Every Friday, Decoded Science features places with some of the best and worst weather. This week, some of that weather is literally out of this world.
A Vacationer’s Oasis On The Arabian Peninsula
Our search this week for the perfect fair weather spot takes us to Muscat, Oman.
Muscat is almost exactly at the edge of the tropics — 23 degrees north latitude — and while the interior of Oman is mostly searing-hot desert, winds from the Arabian Sea cool off the coast in the winter and spring.
Temperatures routinely top 100 degrees in the summer, when a local offshore wind called a shamal prevails, even at water’s edge, but right now conditions are perfect for lying on the beach, exploring the city, or visiting the forts that the Persians and the Portuguese once used in their struggle for dominance of the region in the Middle Ages.
Here are the particulars on Muscat’s March temperatures:
- Daytime highs are in the mid 80s.
- Nighttime lows are around 70.
- Water temperature is about 80.
The shoreline consists of rocky cliffs alternating with sandy beaches, and it’s easy to get a tan: the sun shines more than 90% of the possible time. Situated in the zone of subsidence that circles the globe at around 30 degrees latitude, Oman receives sparse rainfall. Rain typically occurs on only about three days in March, and the total for the month is less than two-thirds of an inch.
While you’re in Muscat, you can take a side trip to a religious mecca — in fact THE religious mecca: Mecca, Saudi Arabia — about a thousand miles to the west as an ambitious crow would fly. Be advised that the temperature in Mecca, even now, will be over a hundred degrees. But that’s not as hot as some other locations this week.
India’s Hot Season
Mumbai, India (Why did they change the name? Bombay is so much more expressive) gets this week’s nod as most unpleasant city to visit.
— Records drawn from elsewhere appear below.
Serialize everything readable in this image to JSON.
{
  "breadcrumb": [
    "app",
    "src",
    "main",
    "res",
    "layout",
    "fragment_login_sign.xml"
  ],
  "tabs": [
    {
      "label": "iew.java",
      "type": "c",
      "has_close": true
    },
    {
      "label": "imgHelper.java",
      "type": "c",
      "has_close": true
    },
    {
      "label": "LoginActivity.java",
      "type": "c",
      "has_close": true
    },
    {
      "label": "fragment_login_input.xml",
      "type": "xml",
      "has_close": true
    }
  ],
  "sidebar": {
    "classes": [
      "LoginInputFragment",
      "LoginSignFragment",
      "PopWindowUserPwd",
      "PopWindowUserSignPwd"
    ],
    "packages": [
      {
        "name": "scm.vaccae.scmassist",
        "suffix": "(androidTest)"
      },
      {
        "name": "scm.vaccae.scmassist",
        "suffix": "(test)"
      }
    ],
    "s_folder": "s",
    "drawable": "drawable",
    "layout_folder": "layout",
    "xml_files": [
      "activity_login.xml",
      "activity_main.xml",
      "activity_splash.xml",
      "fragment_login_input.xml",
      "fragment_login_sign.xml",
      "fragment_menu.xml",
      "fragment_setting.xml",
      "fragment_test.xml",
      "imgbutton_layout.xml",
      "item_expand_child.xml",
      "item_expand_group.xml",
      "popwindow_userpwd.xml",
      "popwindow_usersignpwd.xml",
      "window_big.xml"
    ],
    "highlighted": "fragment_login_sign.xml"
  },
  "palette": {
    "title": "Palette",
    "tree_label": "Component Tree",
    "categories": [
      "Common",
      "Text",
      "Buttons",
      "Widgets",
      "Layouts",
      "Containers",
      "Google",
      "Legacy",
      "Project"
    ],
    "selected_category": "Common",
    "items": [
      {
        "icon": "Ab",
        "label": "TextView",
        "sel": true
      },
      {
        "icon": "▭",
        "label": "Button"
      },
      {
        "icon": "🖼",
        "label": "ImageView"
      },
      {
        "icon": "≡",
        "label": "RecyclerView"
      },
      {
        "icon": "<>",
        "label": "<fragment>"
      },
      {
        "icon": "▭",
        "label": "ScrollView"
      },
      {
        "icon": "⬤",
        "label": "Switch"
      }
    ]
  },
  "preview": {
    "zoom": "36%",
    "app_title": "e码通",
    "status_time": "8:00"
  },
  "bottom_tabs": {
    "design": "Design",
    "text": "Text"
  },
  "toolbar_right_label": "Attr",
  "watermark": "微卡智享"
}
There, adding unpleasantness to the choking smog and stifling humidity, the temperature will rise to over 110 degrees for the next week. Though the sun rises higher in the sky, things actually improve in April, as sea breezes bring a little cooling and push the smog inland. And by June, the monsoon sets in and cools temperatures to the 90s.
The Real Hot Spot
The Earth has a sister planet – and it’s a really ugly sister. It’s not ugly to look at. In fact as the brightest object in the sky that’s not a star or a satellite (the sun and the moon), it often enhances the beauty of the evening sky, even without arms. I’m talking about Venus.
Because Venus is inferior to the Earth (this is not a value judgment; it means Venus is closer to the sun), it cannot rise higher than about 40 degrees from the horizon.
Living Conditions On Venus
If you go to Mumbai, you can survive the smog, the heat, and the humidity, but on Venus things are orders of magnitude worse:
- The air is unbreatheable, consisting of 96% carbon dioxide.
- The temperature is over 800 degrees (and that’s in the shade).
- The pressure at the surface of Venus is 90 times that of Earth. This is the equivalent of the pressure 3,000 feet down in the ocean.
Why Is Venus So Hot?
Venus is an example of what happens when the greenhouse effect gets out of control. There is so much carbon dioxide in the atmosphere of Venus that the planet can radiate very little heat. Meanwhile, the atmosphere traps much of the incoming solar radiation and the temperature rises until an equilibrium is obtained between the incoming radiation and that given off by the top of the atmosphere. That equilibrium produces an average temperature of 860 degrees at the surface.
Could It Happen On Earth?
There is much ado these days about greenhouse gases. The Earth goes through cycles in which the greenhouse gases wax and wane. There is a self-regulation mechanism called the carbon-silicon cycle that puts boundaries on the alternate glacial and interglacial temperatures.
Global warming is not a threat to make the Earth like Venus. Rather, it is likely to accelerate a move towards a much hotter interglacial period. The rapidity of the change is the main cause for concern. Plants, diseases, animals, and people will have to adapt quickly and the new dynamics of species relationships is not certain. Diseases could get out of control and famines could develop due to changing agricultural conditions. The rising sea level, though it will not inundate the entire planet, will cause whole cities to move.
Weather Closer To Home
It is now Spring in the northern hemisphere by any measure. Decoded Science takes you to places fair and foul around the world — this week even around the solar system. But there’s plenty of good weather nearby. Tell us about a perfect day where you live.